• _ASSIGNED TASK_: Search the records for the string "Mike", and show each line where it appears.

• _TASK INPUTS_:
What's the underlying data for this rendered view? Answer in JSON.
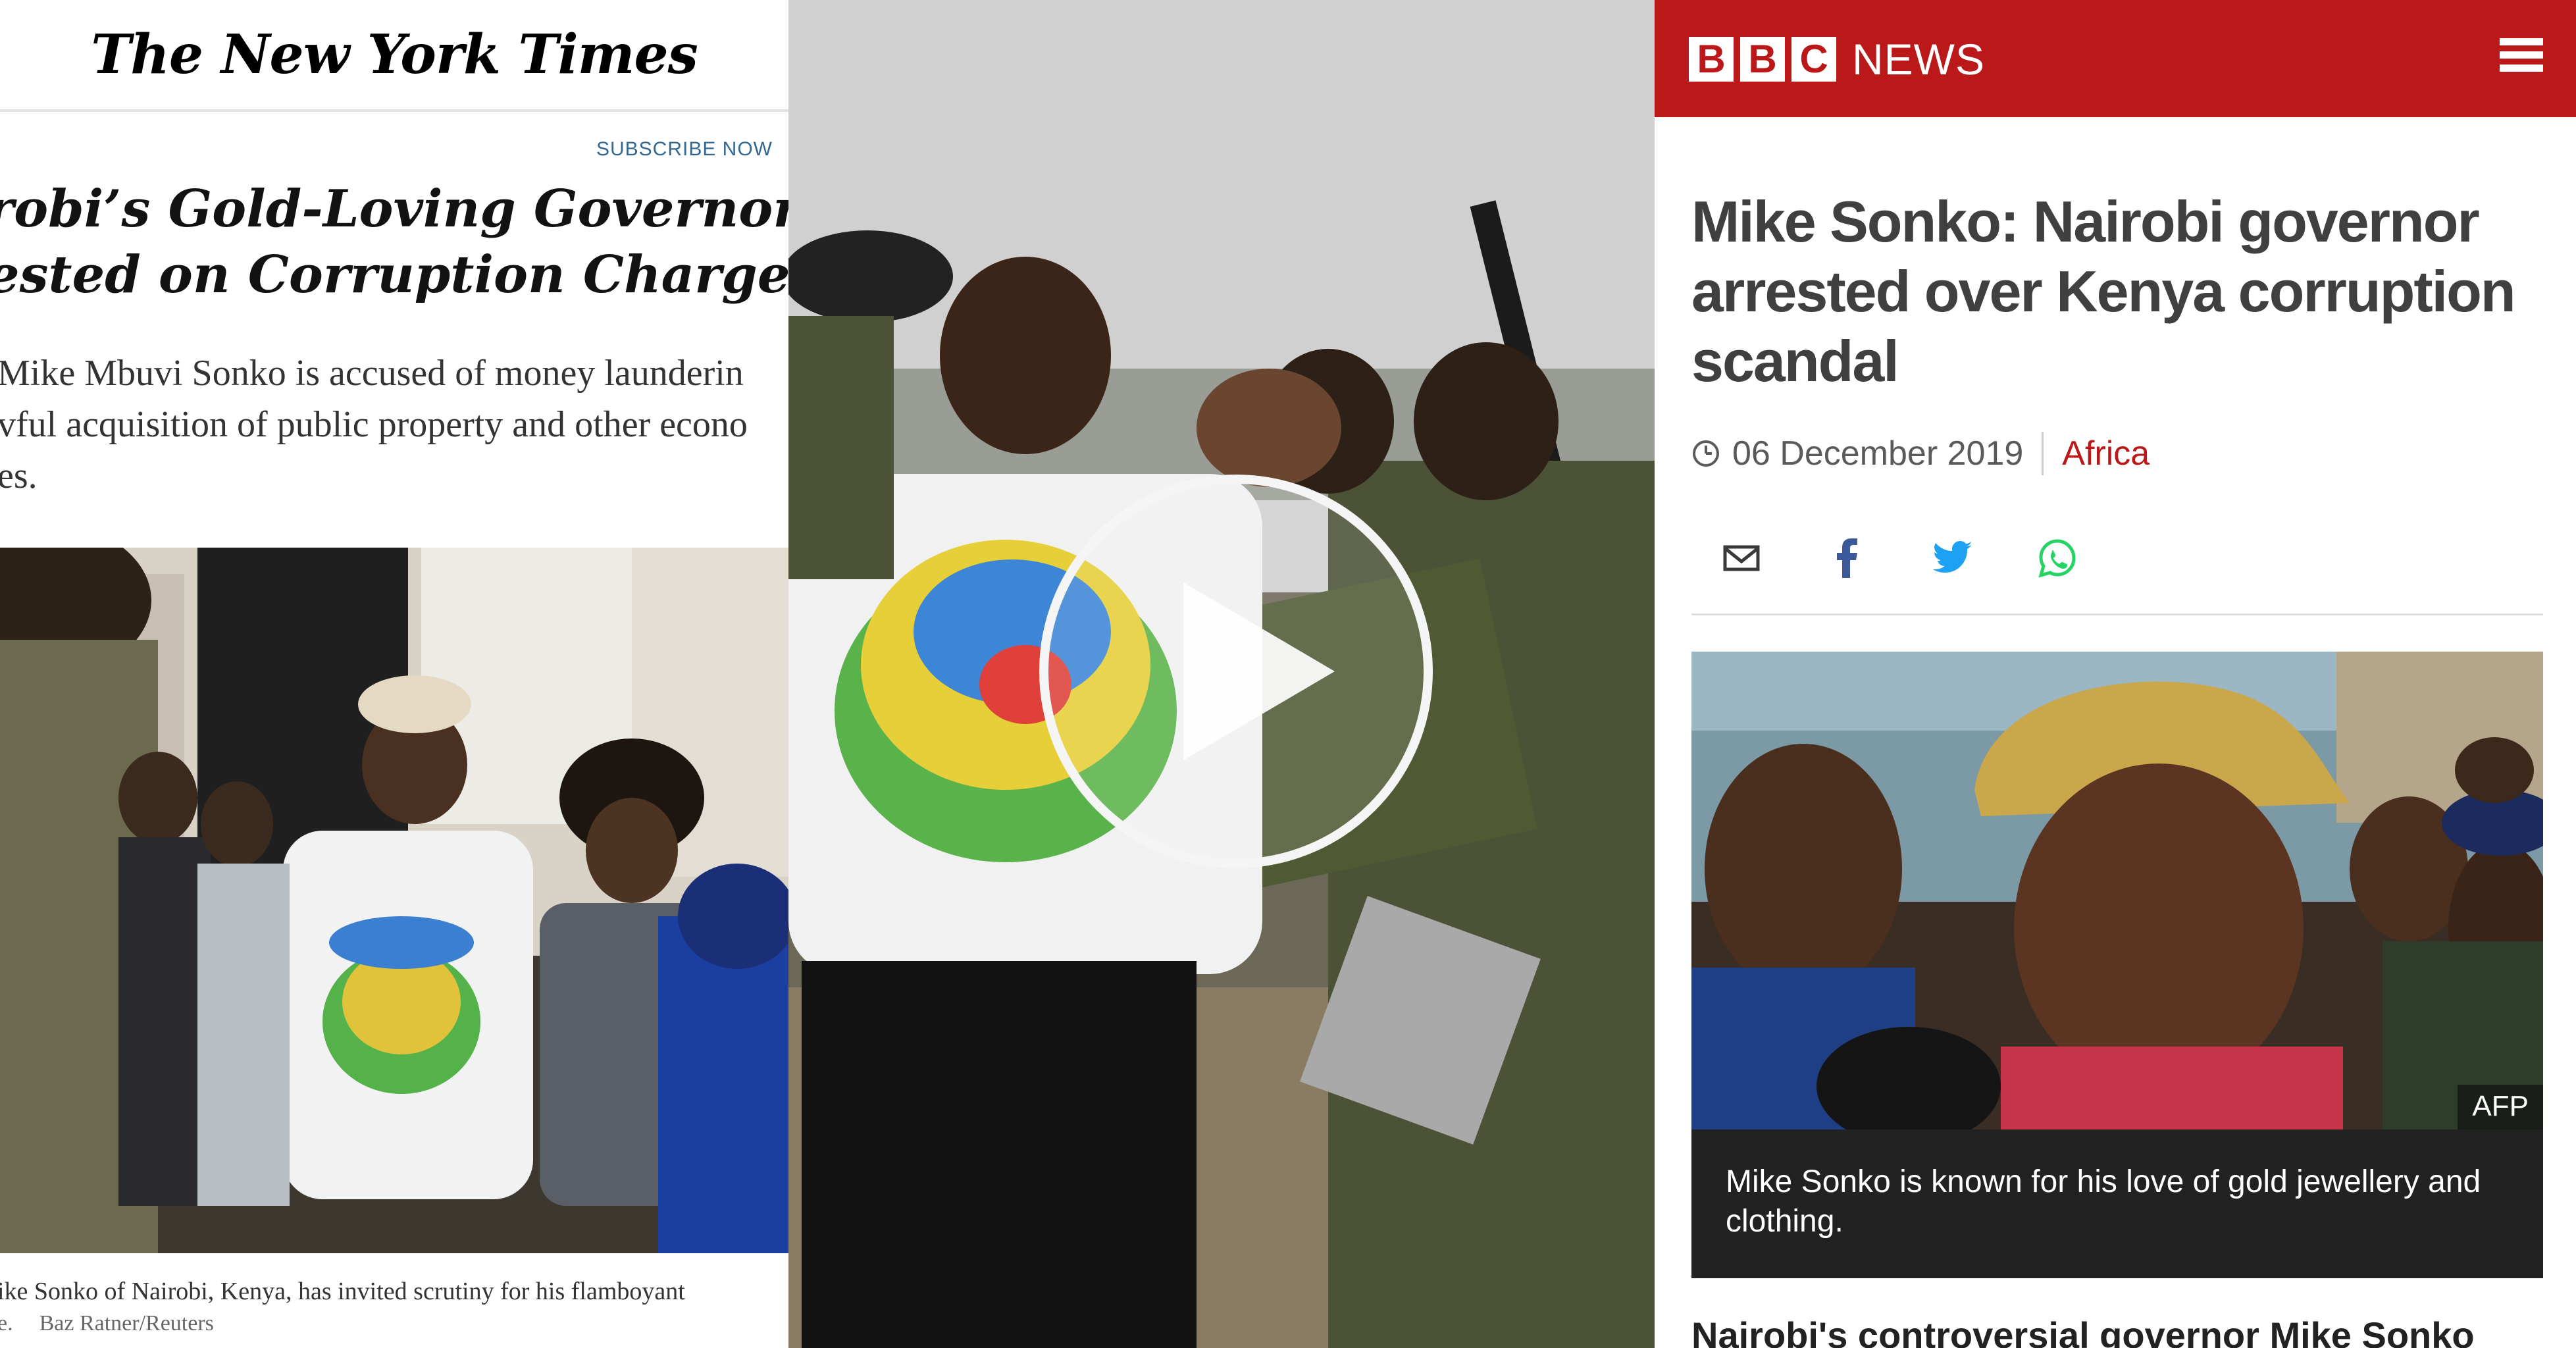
{
  "nyt": {
    "masthead": "The New York Times",
    "subscribe_label": "SUBSCRIBE NOW",
    "headline_lines": [
      "robi’s Gold-Loving Governor Is",
      "ested on Corruption Charges"
    ],
    "summary_lines": [
      "Mike Mbuvi Sonko is accused of money launderin",
      "vful acquisition of public property and other econo",
      "es."
    ],
    "caption": "ike Sonko of Nairobi, Kenya, has invited scrutiny for his flamboyant",
    "credit_prefix": "e.",
    "credit_name": "Baz Ratner/Reuters"
  },
  "video": {
    "play_icon": "play-icon"
  },
  "bbc": {
    "logo_letters": [
      "B",
      "B",
      "C"
    ],
    "logo_word": "NEWS",
    "menu_icon": "hamburger-menu-icon",
    "headline_lines": [
      "Mike Sonko: Nairobi governor",
      "arrested over Kenya corruption",
      "scandal"
    ],
    "date": "06 December 2019",
    "section": "Africa",
    "share_icons": [
      "email-icon",
      "facebook-icon",
      "twitter-icon",
      "whatsapp-icon"
    ],
    "image_credit": "AFP",
    "caption_lines": [
      "Mike Sonko is known for his love of gold jewellery and",
      "clothing."
    ],
    "body_start": "Nairobi's controversial governor Mike Sonko"
  },
  "colors": {
    "bbc_red": "#bb1919",
    "nyt_link_blue": "#326891",
    "caption_bg": "#222222"
  }
}
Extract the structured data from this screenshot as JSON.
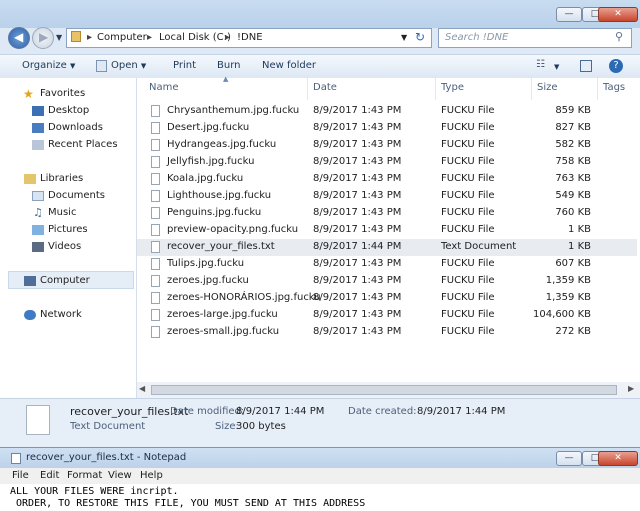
{
  "explorer": {
    "breadcrumb": [
      "Computer",
      "Local Disk (C:)",
      "!DNE"
    ],
    "search_placeholder": "Search !DNE",
    "toolbar": {
      "organize": "Organize",
      "open": "Open",
      "print": "Print",
      "burn": "Burn",
      "new_folder": "New folder"
    },
    "nav": {
      "favorites": "Favorites",
      "desktop": "Desktop",
      "downloads": "Downloads",
      "recent_places": "Recent Places",
      "libraries": "Libraries",
      "documents": "Documents",
      "music": "Music",
      "pictures": "Pictures",
      "videos": "Videos",
      "computer": "Computer",
      "network": "Network"
    },
    "columns": {
      "name": "Name",
      "date": "Date",
      "type": "Type",
      "size": "Size",
      "tags": "Tags"
    },
    "files": [
      {
        "name": "Chrysanthemum.jpg.fucku",
        "date": "8/9/2017 1:43 PM",
        "type": "FUCKU File",
        "size": "859 KB"
      },
      {
        "name": "Desert.jpg.fucku",
        "date": "8/9/2017 1:43 PM",
        "type": "FUCKU File",
        "size": "827 KB"
      },
      {
        "name": "Hydrangeas.jpg.fucku",
        "date": "8/9/2017 1:43 PM",
        "type": "FUCKU File",
        "size": "582 KB"
      },
      {
        "name": "Jellyfish.jpg.fucku",
        "date": "8/9/2017 1:43 PM",
        "type": "FUCKU File",
        "size": "758 KB"
      },
      {
        "name": "Koala.jpg.fucku",
        "date": "8/9/2017 1:43 PM",
        "type": "FUCKU File",
        "size": "763 KB"
      },
      {
        "name": "Lighthouse.jpg.fucku",
        "date": "8/9/2017 1:43 PM",
        "type": "FUCKU File",
        "size": "549 KB"
      },
      {
        "name": "Penguins.jpg.fucku",
        "date": "8/9/2017 1:43 PM",
        "type": "FUCKU File",
        "size": "760 KB"
      },
      {
        "name": "preview-opacity.png.fucku",
        "date": "8/9/2017 1:43 PM",
        "type": "FUCKU File",
        "size": "1 KB"
      },
      {
        "name": "recover_your_files.txt",
        "date": "8/9/2017 1:44 PM",
        "type": "Text Document",
        "size": "1 KB"
      },
      {
        "name": "Tulips.jpg.fucku",
        "date": "8/9/2017 1:43 PM",
        "type": "FUCKU File",
        "size": "607 KB"
      },
      {
        "name": "zeroes.jpg.fucku",
        "date": "8/9/2017 1:43 PM",
        "type": "FUCKU File",
        "size": "1,359 KB"
      },
      {
        "name": "zeroes-HONORÁRIOS.jpg.fucku",
        "date": "8/9/2017 1:43 PM",
        "type": "FUCKU File",
        "size": "1,359 KB"
      },
      {
        "name": "zeroes-large.jpg.fucku",
        "date": "8/9/2017 1:43 PM",
        "type": "FUCKU File",
        "size": "104,600 KB"
      },
      {
        "name": "zeroes-small.jpg.fucku",
        "date": "8/9/2017 1:43 PM",
        "type": "FUCKU File",
        "size": "272 KB"
      }
    ],
    "details": {
      "filename": "recover_your_files.txt",
      "modified_label": "Date modified:",
      "modified_value": "8/9/2017 1:44 PM",
      "created_label": "Date created:",
      "created_value": "8/9/2017 1:44 PM",
      "type": "Text Document",
      "size_label": "Size:",
      "size_value": "300 bytes"
    }
  },
  "notepad": {
    "title": "recover_your_files.txt - Notepad",
    "menu": [
      "File",
      "Edit",
      "Format",
      "View",
      "Help"
    ],
    "lines": [
      "ALL YOUR FILES WERE incript.",
      " ORDER, TO RESTORE THIS FILE, YOU MUST SEND AT THIS ADDRESS"
    ]
  }
}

• _SOLUTION TO THE PROBLEM_:
      "Mike Mbuvi Sonko is accused of money launderin",
      "Mike Sonko: Nairobi governor",
      "Mike Sonko is known for his love of gold jewellery and",
    "body_start": "Nairobi's controversial governor Mike Sonko"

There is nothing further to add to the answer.